Work instruction: Locate the string "Functions" throughout the material and copy every line in which it occurs.
★ ★ ★ ★
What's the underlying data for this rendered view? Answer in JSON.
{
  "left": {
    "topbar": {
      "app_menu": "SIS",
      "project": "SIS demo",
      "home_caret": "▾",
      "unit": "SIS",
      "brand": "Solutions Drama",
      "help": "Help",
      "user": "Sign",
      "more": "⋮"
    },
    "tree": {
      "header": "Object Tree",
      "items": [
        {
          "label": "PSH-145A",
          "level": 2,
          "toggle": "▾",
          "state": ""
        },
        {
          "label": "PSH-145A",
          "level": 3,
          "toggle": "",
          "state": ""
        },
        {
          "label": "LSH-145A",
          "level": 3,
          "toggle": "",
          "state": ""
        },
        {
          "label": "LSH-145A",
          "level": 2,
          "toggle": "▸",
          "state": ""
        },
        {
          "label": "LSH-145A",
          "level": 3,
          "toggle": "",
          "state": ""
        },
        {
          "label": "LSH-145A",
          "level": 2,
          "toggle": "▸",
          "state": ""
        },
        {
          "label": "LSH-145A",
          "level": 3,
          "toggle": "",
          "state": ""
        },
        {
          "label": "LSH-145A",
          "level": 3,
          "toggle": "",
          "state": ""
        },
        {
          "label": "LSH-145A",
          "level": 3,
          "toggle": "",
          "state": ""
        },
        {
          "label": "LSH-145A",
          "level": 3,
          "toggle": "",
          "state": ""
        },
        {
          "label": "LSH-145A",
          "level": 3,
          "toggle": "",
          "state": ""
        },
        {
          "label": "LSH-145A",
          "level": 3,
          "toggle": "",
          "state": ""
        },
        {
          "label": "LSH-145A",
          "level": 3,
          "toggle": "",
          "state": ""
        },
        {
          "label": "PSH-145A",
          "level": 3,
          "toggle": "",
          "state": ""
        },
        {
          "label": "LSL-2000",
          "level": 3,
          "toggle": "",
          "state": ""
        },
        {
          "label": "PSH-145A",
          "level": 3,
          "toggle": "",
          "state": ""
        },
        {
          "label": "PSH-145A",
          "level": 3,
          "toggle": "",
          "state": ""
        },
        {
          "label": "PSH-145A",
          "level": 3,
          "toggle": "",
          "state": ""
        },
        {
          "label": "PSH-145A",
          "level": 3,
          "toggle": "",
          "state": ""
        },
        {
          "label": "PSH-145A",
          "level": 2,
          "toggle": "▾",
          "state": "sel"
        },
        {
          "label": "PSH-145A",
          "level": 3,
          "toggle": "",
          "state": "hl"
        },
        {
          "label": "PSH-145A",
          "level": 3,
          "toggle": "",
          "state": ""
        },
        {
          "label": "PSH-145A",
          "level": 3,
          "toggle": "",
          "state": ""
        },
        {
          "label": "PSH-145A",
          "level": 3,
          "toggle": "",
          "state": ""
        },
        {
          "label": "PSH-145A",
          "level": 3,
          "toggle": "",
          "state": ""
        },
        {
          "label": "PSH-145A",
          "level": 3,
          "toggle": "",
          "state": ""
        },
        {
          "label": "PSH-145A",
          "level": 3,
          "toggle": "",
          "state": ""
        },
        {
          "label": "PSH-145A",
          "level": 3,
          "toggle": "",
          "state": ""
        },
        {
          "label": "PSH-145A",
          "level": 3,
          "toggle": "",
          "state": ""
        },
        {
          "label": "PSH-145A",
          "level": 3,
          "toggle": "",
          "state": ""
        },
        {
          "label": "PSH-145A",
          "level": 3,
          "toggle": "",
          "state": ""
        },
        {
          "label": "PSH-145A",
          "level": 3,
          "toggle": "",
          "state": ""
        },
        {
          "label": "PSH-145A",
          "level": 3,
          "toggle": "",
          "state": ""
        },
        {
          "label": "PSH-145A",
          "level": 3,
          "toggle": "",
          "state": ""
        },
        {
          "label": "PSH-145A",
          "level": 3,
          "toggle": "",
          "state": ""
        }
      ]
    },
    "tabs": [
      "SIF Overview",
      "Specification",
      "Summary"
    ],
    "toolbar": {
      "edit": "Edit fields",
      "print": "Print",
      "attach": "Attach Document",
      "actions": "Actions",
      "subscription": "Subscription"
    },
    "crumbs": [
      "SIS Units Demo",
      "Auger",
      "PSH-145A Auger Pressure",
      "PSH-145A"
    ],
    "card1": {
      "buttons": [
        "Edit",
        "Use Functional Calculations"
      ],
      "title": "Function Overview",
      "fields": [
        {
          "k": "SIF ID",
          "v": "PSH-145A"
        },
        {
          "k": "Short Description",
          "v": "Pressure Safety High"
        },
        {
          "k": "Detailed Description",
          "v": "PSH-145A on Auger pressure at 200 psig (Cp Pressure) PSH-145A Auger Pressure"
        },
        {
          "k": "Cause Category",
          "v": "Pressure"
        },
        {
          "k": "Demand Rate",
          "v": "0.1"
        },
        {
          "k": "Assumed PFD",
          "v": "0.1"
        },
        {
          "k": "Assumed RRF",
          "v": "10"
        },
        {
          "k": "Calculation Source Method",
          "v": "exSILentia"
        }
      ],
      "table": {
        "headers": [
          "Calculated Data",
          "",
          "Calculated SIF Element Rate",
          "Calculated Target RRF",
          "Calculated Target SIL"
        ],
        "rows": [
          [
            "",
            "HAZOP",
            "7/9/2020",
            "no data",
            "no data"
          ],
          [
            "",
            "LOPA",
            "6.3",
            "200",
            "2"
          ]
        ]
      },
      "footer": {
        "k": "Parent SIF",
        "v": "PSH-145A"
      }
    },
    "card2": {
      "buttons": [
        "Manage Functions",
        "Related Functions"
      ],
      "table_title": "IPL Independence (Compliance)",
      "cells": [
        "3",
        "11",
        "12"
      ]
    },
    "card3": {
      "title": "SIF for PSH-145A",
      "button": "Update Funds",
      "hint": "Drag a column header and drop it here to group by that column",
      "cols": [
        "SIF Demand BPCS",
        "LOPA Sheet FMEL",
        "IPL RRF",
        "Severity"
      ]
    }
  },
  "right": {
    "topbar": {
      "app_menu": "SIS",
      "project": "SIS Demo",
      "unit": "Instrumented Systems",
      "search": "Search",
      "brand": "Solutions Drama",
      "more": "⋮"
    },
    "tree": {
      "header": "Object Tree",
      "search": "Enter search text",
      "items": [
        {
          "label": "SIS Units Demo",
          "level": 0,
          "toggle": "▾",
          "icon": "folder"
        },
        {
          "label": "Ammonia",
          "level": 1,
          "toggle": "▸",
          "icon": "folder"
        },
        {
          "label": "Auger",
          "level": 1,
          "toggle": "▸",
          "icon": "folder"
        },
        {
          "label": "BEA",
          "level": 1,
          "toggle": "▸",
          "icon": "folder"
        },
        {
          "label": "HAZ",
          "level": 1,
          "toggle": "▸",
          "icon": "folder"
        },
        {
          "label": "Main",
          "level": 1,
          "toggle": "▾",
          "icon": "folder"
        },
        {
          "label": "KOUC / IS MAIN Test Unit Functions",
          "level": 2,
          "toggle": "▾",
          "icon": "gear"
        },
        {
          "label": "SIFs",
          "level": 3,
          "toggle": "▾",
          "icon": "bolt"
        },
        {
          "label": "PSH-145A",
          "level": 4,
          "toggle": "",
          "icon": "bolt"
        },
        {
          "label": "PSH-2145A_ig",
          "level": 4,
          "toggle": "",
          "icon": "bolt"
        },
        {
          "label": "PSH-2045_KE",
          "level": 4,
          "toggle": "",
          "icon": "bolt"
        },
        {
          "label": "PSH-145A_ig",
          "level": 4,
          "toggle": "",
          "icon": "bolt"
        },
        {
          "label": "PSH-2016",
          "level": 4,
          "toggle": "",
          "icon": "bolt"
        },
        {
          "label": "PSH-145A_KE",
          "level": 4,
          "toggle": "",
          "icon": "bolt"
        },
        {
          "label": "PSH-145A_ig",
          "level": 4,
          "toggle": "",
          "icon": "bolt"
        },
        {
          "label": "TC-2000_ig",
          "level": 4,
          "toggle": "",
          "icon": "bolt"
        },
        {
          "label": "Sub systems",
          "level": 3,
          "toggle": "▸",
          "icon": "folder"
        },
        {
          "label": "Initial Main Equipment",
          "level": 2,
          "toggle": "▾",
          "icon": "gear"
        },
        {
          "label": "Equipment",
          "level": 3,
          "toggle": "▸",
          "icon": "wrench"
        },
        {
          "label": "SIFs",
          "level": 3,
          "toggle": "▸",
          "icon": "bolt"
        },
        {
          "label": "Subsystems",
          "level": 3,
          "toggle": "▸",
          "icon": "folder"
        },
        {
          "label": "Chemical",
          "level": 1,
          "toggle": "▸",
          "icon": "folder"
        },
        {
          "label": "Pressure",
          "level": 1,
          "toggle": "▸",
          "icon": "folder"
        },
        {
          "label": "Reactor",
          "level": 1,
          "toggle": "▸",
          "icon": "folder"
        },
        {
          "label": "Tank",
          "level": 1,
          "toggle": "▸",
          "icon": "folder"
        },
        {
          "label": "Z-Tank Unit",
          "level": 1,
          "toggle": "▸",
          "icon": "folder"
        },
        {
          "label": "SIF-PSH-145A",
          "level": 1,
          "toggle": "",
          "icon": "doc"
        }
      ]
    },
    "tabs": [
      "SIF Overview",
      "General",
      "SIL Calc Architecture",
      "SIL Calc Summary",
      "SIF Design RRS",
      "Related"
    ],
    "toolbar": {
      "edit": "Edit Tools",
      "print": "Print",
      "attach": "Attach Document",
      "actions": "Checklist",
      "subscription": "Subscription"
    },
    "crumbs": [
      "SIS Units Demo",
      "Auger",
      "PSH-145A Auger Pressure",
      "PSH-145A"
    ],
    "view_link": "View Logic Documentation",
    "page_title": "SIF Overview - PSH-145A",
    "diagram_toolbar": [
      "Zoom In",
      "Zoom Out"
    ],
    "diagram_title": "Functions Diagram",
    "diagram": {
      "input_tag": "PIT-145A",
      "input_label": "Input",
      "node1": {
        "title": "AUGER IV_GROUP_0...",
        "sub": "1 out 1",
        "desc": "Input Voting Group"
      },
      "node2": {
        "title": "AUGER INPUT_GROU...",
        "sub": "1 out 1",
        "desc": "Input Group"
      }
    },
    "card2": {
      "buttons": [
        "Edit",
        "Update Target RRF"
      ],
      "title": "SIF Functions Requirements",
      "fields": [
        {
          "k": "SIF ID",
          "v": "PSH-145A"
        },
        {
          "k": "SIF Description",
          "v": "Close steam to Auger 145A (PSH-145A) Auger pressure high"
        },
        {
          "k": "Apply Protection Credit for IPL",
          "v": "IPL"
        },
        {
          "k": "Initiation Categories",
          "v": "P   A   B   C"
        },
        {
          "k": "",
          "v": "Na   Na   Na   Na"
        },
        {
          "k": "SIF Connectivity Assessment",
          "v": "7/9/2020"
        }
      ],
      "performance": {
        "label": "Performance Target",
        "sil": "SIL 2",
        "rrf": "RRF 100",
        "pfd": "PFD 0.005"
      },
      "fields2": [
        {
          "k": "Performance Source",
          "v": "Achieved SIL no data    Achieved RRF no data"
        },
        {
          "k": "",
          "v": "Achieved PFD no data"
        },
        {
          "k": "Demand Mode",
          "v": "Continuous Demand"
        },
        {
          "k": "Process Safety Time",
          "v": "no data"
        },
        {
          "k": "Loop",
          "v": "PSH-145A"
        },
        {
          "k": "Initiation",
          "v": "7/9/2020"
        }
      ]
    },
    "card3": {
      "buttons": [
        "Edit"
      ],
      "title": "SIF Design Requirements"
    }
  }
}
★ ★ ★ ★
Result below:
        "Manage Functions",
        "Related Functions"
          "label": "KOUC / IS MAIN Test Unit Functions",
    "diagram_title": "Functions Diagram",
      "title": "SIF Functions Requirements",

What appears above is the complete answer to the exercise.